DATA SUPPLIED START

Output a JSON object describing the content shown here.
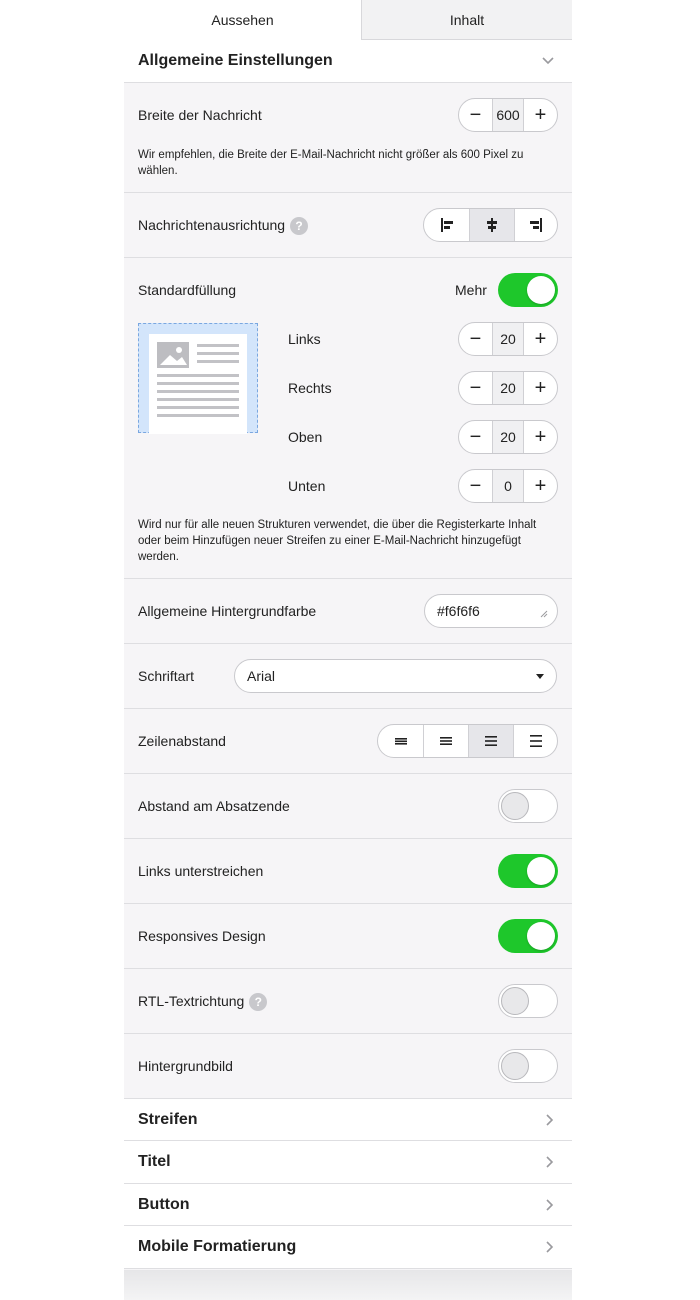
{
  "tabs": [
    {
      "label": "Aussehen",
      "active": true
    },
    {
      "label": "Inhalt",
      "active": false
    }
  ],
  "section": {
    "title": "Allgemeine Einstellungen"
  },
  "width_setting": {
    "label": "Breite der Nachricht",
    "value": "600",
    "note": "Wir empfehlen, die Breite der E-Mail-Nachricht nicht größer als 600 Pixel zu wählen."
  },
  "alignment": {
    "label": "Nachrichtenausrichtung",
    "help": "?",
    "options": [
      "align-left-icon",
      "align-center-icon",
      "align-right-icon"
    ],
    "selected": 1
  },
  "padding": {
    "label": "Standardfüllung",
    "more_label": "Mehr",
    "more_on": true,
    "fields": [
      {
        "label": "Links",
        "value": "20"
      },
      {
        "label": "Rechts",
        "value": "20"
      },
      {
        "label": "Oben",
        "value": "20"
      },
      {
        "label": "Unten",
        "value": "0"
      }
    ],
    "note": "Wird nur für alle neuen Strukturen verwendet, die über die Registerkarte Inhalt oder beim Hinzufügen neuer Streifen zu einer E-Mail-Nachricht hinzugefügt werden."
  },
  "background_color": {
    "label": "Allgemeine Hintergrundfarbe",
    "value": "#f6f6f6"
  },
  "font": {
    "label": "Schriftart",
    "value": "Arial"
  },
  "line_spacing": {
    "label": "Zeilenabstand",
    "selected": 2
  },
  "toggles": [
    {
      "label": "Abstand am Absatzende",
      "on": false,
      "help": false
    },
    {
      "label": "Links unterstreichen",
      "on": true,
      "help": false
    },
    {
      "label": "Responsives Design",
      "on": true,
      "help": false
    },
    {
      "label": "RTL-Textrichtung",
      "on": false,
      "help": true
    },
    {
      "label": "Hintergrundbild",
      "on": false,
      "help": false
    }
  ],
  "help_glyph": "?",
  "collapsed_sections": [
    "Streifen",
    "Titel",
    "Button",
    "Mobile Formatierung"
  ],
  "colors": {
    "accent_green": "#1ec72b",
    "panel_bg": "#f6f5f7",
    "divider": "#dedee1",
    "preview_blue": "#d3e5fb"
  }
}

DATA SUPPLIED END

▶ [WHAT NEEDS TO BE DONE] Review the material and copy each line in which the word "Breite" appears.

▶ [RESPONSE]
    "label": "Breite der Nachricht",
    "note": "Wir empfehlen, die Breite der E-Mail-Nachricht nicht größer als 600 Pixel zu wählen."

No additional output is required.